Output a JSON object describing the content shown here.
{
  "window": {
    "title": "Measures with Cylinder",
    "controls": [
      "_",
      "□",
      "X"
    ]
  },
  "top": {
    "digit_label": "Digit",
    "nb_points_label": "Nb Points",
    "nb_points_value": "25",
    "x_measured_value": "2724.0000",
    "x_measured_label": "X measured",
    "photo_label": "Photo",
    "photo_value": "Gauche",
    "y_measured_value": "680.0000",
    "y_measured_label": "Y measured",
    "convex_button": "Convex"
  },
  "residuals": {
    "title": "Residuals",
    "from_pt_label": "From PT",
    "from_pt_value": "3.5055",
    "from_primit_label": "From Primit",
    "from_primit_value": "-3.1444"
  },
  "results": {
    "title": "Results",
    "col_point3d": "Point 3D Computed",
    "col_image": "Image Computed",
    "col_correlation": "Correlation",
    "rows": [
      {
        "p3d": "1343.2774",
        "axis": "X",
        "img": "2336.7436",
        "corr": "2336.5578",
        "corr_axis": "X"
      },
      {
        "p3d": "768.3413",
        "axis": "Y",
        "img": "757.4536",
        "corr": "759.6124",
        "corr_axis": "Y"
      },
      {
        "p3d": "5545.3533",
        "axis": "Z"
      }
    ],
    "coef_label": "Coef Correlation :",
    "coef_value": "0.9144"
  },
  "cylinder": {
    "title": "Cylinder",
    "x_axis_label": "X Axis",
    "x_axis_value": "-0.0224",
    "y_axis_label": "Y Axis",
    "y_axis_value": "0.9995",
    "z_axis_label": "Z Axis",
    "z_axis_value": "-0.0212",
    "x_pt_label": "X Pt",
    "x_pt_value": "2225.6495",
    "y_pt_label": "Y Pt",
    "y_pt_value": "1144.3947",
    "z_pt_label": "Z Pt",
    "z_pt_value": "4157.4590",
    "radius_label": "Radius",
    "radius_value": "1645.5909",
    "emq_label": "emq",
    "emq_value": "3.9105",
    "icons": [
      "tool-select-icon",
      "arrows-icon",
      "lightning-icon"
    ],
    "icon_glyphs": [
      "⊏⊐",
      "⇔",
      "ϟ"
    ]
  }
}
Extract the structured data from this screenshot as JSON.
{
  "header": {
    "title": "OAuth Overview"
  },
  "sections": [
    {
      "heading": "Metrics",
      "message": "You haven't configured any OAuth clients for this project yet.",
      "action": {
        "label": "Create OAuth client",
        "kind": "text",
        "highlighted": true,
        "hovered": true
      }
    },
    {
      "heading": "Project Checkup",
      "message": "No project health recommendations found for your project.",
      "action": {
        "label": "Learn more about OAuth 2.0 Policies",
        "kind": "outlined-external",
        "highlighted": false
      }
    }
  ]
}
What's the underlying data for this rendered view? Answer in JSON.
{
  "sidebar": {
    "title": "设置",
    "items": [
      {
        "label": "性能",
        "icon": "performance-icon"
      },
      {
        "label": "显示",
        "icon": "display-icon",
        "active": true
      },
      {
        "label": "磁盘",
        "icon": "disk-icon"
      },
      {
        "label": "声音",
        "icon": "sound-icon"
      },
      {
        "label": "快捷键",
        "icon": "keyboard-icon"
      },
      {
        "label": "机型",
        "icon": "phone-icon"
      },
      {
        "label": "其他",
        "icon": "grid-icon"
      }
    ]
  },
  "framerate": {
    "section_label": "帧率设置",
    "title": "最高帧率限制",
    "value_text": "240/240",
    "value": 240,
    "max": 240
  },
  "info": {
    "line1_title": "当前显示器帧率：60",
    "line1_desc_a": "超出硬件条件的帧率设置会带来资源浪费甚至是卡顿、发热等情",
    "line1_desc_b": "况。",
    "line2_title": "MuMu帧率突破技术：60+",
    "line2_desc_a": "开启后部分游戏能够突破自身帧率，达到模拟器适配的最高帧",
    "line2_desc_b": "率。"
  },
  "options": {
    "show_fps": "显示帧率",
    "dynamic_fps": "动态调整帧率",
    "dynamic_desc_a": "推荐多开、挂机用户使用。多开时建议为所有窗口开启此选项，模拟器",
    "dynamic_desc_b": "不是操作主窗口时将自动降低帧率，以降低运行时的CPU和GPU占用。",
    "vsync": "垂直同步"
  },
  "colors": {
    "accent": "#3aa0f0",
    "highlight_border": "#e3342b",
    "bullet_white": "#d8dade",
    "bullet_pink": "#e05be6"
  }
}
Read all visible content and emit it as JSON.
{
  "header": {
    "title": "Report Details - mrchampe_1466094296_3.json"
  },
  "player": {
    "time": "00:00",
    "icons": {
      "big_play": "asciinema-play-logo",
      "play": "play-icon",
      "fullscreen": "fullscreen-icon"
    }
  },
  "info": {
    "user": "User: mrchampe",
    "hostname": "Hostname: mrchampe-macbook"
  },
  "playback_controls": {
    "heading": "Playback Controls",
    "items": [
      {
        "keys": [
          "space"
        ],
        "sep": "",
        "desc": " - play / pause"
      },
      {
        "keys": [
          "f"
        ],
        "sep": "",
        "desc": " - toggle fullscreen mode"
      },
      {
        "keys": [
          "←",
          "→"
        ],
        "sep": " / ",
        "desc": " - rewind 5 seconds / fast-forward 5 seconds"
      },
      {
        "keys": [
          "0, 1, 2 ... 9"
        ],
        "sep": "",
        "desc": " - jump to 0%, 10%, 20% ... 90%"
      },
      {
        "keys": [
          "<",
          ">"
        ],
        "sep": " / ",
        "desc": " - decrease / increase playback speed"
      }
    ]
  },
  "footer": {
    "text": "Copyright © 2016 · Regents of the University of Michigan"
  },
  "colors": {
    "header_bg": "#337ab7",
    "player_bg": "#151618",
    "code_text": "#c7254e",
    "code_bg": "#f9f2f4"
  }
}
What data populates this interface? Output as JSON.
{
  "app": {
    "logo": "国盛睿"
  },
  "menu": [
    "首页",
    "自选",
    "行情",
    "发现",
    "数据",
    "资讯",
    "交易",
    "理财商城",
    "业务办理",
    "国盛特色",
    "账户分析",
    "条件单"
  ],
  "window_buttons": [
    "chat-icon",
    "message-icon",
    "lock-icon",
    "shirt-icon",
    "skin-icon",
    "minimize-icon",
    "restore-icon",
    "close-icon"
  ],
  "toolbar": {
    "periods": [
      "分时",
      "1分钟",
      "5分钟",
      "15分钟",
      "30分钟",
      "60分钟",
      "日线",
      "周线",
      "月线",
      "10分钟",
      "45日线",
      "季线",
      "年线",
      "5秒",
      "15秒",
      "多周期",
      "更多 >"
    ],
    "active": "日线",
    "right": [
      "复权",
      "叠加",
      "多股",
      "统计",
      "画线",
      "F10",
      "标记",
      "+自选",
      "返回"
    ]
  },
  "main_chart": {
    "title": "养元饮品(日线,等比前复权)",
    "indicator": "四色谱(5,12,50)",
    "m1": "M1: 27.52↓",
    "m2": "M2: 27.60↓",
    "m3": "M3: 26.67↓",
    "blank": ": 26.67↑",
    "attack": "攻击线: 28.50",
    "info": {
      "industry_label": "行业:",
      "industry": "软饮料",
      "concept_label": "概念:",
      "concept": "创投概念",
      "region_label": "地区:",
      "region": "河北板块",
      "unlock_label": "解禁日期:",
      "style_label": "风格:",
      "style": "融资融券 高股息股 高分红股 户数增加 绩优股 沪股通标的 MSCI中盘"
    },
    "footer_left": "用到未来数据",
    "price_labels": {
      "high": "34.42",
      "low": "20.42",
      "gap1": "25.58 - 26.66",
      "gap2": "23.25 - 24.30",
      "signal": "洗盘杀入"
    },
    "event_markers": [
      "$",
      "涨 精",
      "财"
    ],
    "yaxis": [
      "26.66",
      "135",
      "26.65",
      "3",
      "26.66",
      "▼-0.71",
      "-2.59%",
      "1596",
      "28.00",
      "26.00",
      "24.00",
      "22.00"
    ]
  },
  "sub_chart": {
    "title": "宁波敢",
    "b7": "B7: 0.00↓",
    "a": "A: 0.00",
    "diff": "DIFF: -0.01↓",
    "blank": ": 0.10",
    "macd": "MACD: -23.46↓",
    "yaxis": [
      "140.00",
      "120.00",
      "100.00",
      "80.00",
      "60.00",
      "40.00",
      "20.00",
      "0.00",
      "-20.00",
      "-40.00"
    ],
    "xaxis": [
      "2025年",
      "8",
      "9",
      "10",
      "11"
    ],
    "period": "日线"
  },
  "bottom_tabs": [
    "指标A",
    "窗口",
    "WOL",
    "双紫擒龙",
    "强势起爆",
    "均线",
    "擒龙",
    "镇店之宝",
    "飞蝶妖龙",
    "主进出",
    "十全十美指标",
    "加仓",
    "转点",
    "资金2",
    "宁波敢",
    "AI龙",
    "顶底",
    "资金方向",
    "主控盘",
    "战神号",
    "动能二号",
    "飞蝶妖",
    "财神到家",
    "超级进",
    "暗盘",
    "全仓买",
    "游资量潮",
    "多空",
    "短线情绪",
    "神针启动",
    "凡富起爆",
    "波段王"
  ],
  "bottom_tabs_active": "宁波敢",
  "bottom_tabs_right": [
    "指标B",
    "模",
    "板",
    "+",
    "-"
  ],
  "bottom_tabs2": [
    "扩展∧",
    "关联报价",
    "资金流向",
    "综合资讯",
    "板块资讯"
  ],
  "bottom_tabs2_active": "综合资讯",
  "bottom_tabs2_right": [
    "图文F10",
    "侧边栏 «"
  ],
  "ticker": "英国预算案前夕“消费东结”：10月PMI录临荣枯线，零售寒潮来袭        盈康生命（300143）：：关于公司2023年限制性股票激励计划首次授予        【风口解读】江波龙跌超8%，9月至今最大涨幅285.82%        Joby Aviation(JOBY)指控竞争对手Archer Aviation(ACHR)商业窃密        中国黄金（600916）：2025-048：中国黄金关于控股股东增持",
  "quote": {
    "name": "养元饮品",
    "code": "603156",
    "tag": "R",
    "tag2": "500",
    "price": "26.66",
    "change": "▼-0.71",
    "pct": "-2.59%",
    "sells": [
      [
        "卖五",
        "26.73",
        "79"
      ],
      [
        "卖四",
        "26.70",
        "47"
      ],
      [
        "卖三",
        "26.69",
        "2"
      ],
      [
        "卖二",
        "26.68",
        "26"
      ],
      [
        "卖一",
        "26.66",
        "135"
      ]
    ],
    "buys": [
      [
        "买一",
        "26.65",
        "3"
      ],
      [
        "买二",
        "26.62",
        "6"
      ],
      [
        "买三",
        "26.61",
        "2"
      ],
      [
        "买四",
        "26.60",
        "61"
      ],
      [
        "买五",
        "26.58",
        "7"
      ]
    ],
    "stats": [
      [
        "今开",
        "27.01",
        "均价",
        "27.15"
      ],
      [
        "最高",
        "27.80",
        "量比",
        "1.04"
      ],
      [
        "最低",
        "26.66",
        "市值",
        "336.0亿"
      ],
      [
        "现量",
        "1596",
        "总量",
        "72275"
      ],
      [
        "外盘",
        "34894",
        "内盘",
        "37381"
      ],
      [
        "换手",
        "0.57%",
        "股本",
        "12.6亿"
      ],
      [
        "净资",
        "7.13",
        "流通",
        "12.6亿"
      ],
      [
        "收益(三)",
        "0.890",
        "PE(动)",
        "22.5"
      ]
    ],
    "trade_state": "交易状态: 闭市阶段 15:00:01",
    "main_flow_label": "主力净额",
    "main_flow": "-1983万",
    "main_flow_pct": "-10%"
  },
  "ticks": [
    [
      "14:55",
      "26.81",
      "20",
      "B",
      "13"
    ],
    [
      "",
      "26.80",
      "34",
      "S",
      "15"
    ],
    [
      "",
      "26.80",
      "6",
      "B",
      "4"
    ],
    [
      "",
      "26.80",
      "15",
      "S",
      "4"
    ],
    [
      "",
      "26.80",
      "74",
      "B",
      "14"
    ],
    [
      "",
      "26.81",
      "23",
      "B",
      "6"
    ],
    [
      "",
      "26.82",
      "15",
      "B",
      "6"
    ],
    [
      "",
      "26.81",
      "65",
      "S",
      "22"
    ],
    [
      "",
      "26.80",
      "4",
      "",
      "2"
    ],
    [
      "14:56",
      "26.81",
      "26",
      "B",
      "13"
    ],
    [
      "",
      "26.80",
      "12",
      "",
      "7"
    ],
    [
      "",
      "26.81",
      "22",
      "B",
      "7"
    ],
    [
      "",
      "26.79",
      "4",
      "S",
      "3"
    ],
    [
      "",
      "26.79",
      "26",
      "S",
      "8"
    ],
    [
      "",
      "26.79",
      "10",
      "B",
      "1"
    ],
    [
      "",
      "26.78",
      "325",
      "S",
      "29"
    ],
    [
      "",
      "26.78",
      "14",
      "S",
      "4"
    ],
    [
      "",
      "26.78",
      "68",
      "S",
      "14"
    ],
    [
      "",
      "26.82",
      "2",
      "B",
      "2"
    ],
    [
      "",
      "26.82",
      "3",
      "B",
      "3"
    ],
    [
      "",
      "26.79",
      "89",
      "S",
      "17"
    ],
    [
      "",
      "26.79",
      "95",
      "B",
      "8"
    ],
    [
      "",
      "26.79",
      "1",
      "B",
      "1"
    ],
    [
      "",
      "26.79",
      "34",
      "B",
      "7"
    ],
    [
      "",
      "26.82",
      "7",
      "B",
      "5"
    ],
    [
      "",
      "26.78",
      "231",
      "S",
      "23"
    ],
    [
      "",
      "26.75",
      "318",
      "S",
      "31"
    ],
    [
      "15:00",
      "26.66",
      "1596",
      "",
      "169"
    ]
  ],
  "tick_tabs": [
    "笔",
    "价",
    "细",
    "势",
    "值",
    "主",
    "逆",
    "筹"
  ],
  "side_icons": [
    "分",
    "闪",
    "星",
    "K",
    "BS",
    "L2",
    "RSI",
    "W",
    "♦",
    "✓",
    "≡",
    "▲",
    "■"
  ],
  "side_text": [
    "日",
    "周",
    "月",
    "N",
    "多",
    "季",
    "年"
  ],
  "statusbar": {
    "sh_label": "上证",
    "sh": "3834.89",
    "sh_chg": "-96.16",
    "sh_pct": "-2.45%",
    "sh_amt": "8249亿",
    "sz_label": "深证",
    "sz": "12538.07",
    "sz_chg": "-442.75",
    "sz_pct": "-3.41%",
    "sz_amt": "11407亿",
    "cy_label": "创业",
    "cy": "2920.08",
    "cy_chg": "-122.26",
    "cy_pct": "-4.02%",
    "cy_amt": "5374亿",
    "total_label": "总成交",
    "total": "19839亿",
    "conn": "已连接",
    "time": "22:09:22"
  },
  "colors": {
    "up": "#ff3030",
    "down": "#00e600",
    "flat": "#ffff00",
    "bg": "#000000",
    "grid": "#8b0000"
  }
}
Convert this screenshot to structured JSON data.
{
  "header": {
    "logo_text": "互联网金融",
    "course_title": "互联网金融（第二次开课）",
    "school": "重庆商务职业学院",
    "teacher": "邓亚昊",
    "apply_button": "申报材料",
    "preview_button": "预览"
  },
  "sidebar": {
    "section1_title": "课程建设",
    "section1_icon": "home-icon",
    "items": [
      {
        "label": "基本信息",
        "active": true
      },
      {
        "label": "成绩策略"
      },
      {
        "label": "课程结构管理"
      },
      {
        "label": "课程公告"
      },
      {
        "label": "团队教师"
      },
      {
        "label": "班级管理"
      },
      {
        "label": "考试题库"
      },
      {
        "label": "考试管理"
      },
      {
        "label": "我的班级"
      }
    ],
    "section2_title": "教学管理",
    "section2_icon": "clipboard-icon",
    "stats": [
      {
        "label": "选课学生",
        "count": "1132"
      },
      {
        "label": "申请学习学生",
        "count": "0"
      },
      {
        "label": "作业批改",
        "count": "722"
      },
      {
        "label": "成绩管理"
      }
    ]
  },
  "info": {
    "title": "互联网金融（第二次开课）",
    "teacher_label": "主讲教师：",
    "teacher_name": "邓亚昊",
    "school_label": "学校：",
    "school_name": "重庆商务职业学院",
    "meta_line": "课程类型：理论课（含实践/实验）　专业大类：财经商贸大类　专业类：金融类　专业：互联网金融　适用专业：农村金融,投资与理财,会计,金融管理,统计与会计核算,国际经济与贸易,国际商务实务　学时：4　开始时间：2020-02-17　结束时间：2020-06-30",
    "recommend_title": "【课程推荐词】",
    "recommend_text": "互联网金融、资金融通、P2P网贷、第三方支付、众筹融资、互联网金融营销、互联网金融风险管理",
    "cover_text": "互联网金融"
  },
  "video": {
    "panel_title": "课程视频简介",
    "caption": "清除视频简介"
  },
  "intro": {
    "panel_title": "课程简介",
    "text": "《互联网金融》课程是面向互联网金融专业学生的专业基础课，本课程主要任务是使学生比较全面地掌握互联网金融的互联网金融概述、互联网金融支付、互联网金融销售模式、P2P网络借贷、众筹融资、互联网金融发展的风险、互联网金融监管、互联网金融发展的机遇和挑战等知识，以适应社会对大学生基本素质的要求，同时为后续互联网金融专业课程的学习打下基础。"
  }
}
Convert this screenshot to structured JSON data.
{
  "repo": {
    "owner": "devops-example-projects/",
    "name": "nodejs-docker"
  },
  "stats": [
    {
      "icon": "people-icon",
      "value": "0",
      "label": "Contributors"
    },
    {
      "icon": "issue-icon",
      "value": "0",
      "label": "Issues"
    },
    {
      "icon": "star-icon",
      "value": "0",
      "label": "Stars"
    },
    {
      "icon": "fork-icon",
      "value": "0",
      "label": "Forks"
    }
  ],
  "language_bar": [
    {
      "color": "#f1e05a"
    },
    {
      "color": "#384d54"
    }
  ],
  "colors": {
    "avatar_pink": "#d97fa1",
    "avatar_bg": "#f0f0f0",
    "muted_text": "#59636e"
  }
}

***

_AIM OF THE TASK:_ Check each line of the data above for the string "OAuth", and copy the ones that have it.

_ANSWER TO THE PROBLEM:_
    "title": "OAuth Overview"
      "message": "You haven't configured any OAuth clients for this project yet.",
        "label": "Create OAuth client",
        "label": "Learn more about OAuth 2.0 Policies",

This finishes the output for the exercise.